SUPPLIED RECORDS>
..............................
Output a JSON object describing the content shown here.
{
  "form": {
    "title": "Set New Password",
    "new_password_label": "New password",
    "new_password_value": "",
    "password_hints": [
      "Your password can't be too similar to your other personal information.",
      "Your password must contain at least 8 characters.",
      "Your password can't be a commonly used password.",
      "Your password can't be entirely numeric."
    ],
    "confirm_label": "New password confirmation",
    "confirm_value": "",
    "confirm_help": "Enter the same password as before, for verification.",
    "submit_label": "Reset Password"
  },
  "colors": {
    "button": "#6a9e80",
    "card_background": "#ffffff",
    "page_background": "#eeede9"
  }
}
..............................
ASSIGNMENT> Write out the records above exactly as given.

ANSWER SECTION>
Output a JSON object describing the content shown here.
{
  "form": {
    "title": "Set New Password",
    "new_password_label": "New password",
    "new_password_value": "",
    "password_hints": [
      "Your password can't be too similar to your other personal information.",
      "Your password must contain at least 8 characters.",
      "Your password can't be a commonly used password.",
      "Your password can't be entirely numeric."
    ],
    "confirm_label": "New password confirmation",
    "confirm_value": "",
    "confirm_help": "Enter the same password as before, for verification.",
    "submit_label": "Reset Password"
  },
  "colors": {
    "button": "#6a9e80",
    "card_background": "#ffffff",
    "page_background": "#eeede9"
  }
}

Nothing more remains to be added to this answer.